▶ THE TASK:
Could you copy the records below exactly, leaving out any pictures they include?

::: PROVIDED INFORMATION

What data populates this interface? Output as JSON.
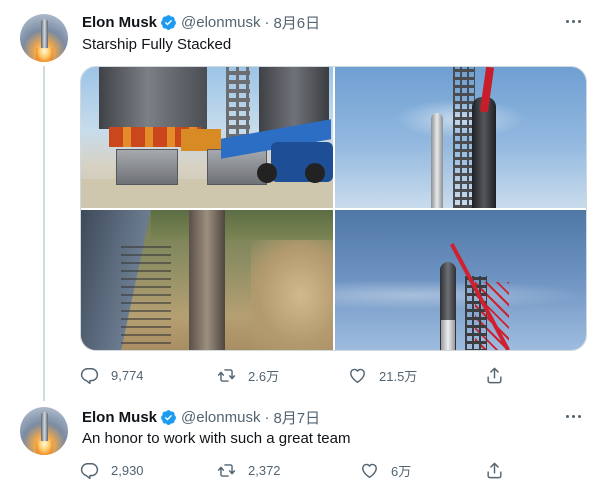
{
  "tweets": [
    {
      "author_name": "Elon Musk",
      "handle": "@elonmusk",
      "separator": "·",
      "date": "8月6日",
      "text": "Starship Fully Stacked",
      "stats": {
        "replies": "9,774",
        "retweets": "2.6万",
        "likes": "21.5万"
      },
      "media_count": 4
    },
    {
      "author_name": "Elon Musk",
      "handle": "@elonmusk",
      "separator": "·",
      "date": "8月7日",
      "text": "An honor to work with such a great team",
      "stats": {
        "replies": "2,930",
        "retweets": "2,372",
        "likes": "6万"
      }
    }
  ],
  "icons": {
    "verified": "verified-badge-icon",
    "more": "more-horizontal-icon",
    "reply": "reply-icon",
    "retweet": "retweet-icon",
    "like": "heart-icon",
    "share": "share-icon"
  },
  "colors": {
    "verified_blue": "#1d9bf0",
    "secondary_text": "#536471",
    "primary_text": "#0f1419",
    "divider": "#cfd9de"
  }
}
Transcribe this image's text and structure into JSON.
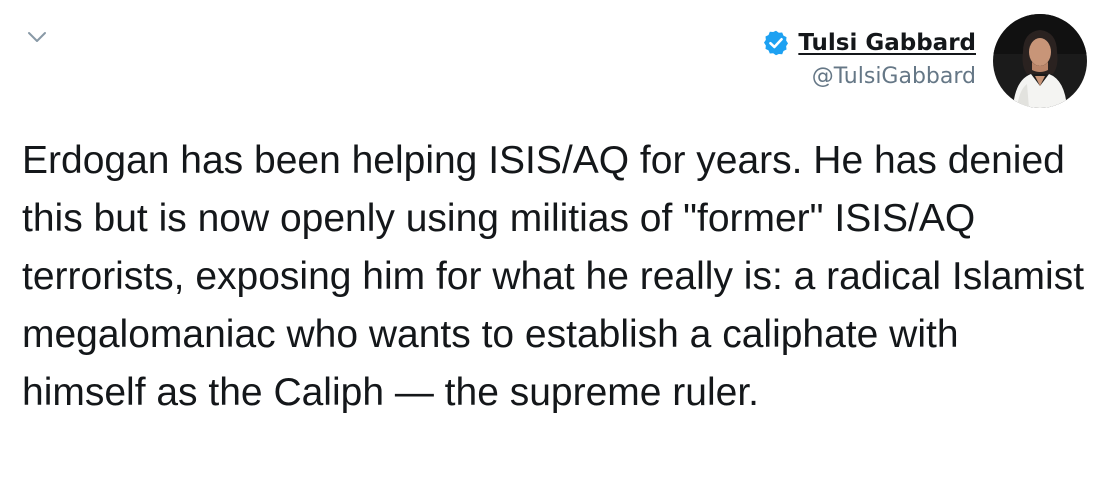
{
  "tweet": {
    "author": {
      "display_name": "Tulsi Gabbard",
      "handle": "@TulsiGabbard",
      "verified": true
    },
    "text": "Erdogan has been helping ISIS/AQ for years. He has denied this but is now openly using militias of \"former\" ISIS/AQ terrorists, exposing him for what he really is: a radical Islamist megalomaniac who wants to establish a caliphate with himself as the Caliph — the supreme ruler."
  },
  "icons": {
    "menu": "chevron-down-icon",
    "verified": "verified-badge-icon"
  },
  "colors": {
    "verified_blue": "#1da1f2",
    "text": "#14171a",
    "secondary_text": "#657786",
    "background": "#ffffff"
  }
}
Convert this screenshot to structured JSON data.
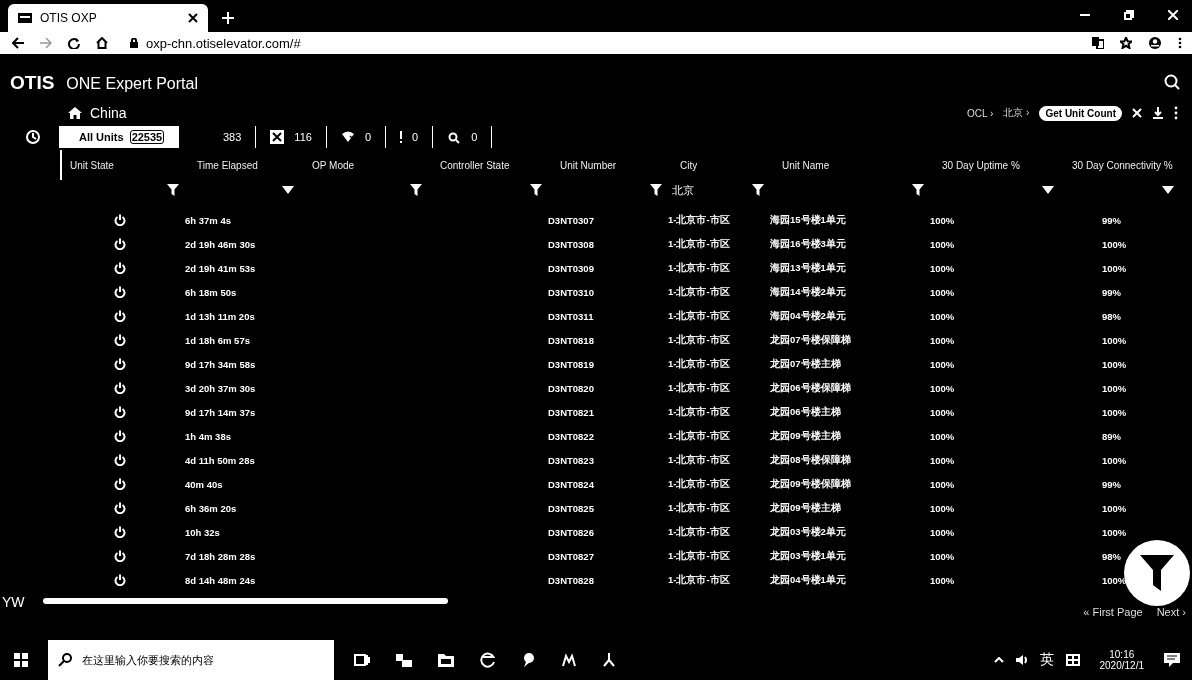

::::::

▶ WRITTEN RESPONSE:
What data populates this interface? Output as JSON.
{
  "tweets": [
    {
      "author_name": "Elon Musk",
      "handle": "@elonmusk",
      "separator": "·",
      "date": "8月6日",
      "text": "Starship Fully Stacked",
      "stats": {
        "replies": "9,774",
        "retweets": "2.6万",
        "likes": "21.5万"
      },
      "media_count": 4
    },
    {
      "author_name": "Elon Musk",
      "handle": "@elonmusk",
      "separator": "·",
      "date": "8月7日",
      "text": "An honor to work with such a great team",
      "stats": {
        "replies": "2,930",
        "retweets": "2,372",
        "likes": "6万"
      }
    }
  ],
  "icons": {
    "verified": "verified-badge-icon",
    "more": "more-horizontal-icon",
    "reply": "reply-icon",
    "retweet": "retweet-icon",
    "like": "heart-icon",
    "share": "share-icon"
  },
  "colors": {
    "verified_blue": "#1d9bf0",
    "secondary_text": "#536471",
    "primary_text": "#0f1419",
    "divider": "#cfd9de"
  }
}
Transcribe this image's text and structure into JSON.
{
  "tweet": {
    "author": {
      "display_name": "Tulsi Gabbard",
      "handle": "@TulsiGabbard",
      "verified": true
    },
    "text": "Erdogan has been helping ISIS/AQ for years. He has denied this but is now openly using militias of \"former\" ISIS/AQ terrorists, exposing him for what he really is: a radical Islamist megalomaniac who wants to establish a caliphate with himself as the Caliph — the supreme ruler."
  },
  "icons": {
    "menu": "chevron-down-icon",
    "verified": "verified-badge-icon"
  },
  "colors": {
    "verified_blue": "#1da1f2",
    "text": "#14171a",
    "secondary_text": "#657786",
    "background": "#ffffff"
  }
}
Convert this screenshot to structured JSON data.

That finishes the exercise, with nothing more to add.